One of the main problems that puts people off getting involved in supporting prisoners is a feeling of being intimidated about writing to a prisoner for the first time. It is very hard to write a letter to someone you don’t know: people find that they don’t know what to say, they feel there are things they can’t talk about, or think that prisoners won’t be interested in what they have to say. Well this is a problem most of us have had to get over, so we’ve drawn up some suggestions to help you. Obviously these aren’t rigid guidelines, and we don’t pretend to have solved all problems here. Different people will write different letters. hopefully they will be of some use though.
First things first
Some prisons restrict the number of letters a prisoner can write or receive, and they may have to buy stamps and envelopes: and prisoners aren’t millionaires. So don’t necessarily expect a reply to a card or letter.

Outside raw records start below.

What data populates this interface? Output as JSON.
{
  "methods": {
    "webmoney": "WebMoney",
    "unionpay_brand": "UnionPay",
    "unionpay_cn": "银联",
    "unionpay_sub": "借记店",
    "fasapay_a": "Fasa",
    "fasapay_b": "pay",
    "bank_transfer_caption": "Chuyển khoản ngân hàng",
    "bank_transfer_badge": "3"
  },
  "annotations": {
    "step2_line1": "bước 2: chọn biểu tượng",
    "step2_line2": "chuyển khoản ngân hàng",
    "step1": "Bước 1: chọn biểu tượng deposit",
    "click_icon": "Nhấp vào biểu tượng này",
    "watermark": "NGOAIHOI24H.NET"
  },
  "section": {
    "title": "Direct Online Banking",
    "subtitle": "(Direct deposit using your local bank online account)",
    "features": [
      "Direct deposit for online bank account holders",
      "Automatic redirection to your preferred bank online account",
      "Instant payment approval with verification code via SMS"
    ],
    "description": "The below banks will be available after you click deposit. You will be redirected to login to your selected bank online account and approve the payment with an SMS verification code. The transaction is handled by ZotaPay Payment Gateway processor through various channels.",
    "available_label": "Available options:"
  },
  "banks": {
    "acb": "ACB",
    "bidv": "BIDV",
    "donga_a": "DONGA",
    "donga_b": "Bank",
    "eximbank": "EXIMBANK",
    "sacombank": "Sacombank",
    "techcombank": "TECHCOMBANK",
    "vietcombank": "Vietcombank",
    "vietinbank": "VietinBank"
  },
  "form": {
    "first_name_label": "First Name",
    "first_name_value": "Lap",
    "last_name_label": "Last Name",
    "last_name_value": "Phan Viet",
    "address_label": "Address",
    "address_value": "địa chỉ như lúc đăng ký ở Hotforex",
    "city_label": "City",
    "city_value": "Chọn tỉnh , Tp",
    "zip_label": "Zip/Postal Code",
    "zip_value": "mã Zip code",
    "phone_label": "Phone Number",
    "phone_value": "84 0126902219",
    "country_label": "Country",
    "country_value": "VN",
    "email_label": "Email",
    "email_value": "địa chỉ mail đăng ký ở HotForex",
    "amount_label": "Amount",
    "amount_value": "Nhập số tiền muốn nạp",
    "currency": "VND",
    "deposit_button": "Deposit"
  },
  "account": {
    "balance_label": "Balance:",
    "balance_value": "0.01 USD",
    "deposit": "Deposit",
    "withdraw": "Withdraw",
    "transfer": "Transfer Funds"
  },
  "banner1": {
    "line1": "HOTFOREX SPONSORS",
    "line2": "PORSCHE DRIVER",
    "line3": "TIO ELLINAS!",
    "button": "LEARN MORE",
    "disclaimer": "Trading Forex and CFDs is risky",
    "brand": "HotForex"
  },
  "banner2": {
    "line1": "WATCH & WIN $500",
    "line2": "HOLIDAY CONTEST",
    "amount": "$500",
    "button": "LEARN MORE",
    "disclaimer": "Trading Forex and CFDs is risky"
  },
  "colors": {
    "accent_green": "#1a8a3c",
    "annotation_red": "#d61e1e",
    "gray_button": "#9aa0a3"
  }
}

It used to be the case that many prisons allow stamps or an s.a.e to be included with a card or letter, but this again is no longer the case since November 2013 when changes to the Incentives and Earned Privileges Scheme [prison discipline rules] were brought in. Letters do also get stopped, read, delayed, ‘diverted’. If you suspect your letter has been or will be nicked by the screws, you can send it Recorded Delivery, which unfortunately costs a lot but then they have to open it in the prisoner’s presence. Also you should put a return address, not just so the prisoner can reply (!), but also because some prisons don’t allow letters without a return address. Of course it doesn’t have to be your address, but be careful using PO Box numbers as some prisons don’t allow these either!
Writing for the first time
Say who you are, and if it’s relevant that you’re from such and such a group. Some people reckon it’s better to be up front about your politics as well, to give prisoners the choice to stay in contact with you or not. Say where you heard about them and their case. The first letter can be reasonably short, maybe only a postcard. Obviously when you get to know people better you’ll have more to talk about. If you are writing to a “framed” prisoner, and you believe them to be innocent, it helps to say so, as it gives people confidence to know that you believe them.
Some people when they write to prisoners, are afraid to talking about their lives, what they are up to, thinking this may depress people banged up, especially prisoners with long sentences, or that they are not interested in your life. Although in some cases this may be true, on the whole a letter is the highpoint of the day for most prisoners. prison life is dead boring, and any news that livens it up, whether it’s about people they know or not, is generally welcome. Especially if you didn’t know them before they went to prison, they want to know about you, what your life is like etc. For people imprisoned from our movements and struggles it’s vital to keep them involved in the ongoing resistance – telling them about actions, sending them magazines if they want them, discussing ideas and strategies with them. Use your head though. Some people will just want to keep their head down till they get out.
Remember that all letters are opened and looked through so don’t write stuff that could endanger anyone – this doesn’t mean you should be over paranoid and write one meaningless comment on the weather after the other. Be prepared to share a bit of your life to brighten up someone’s on the inside.
Petitioning David Cameron asking him to stop being a capitalist bastard might well be futile. But writing letters to relevant places requesting something realistic such as an appeal, transfer, vegan food etc on behalf of a prisoner can help improve their chances. Prisoners who seem to be ‘in the public eye’ do tend to be treated better.
There is so much more than can be done, up to you and your imagination and your contact with a prisoner, such as: publicity for the case, visits, financial support, pickets of prisons.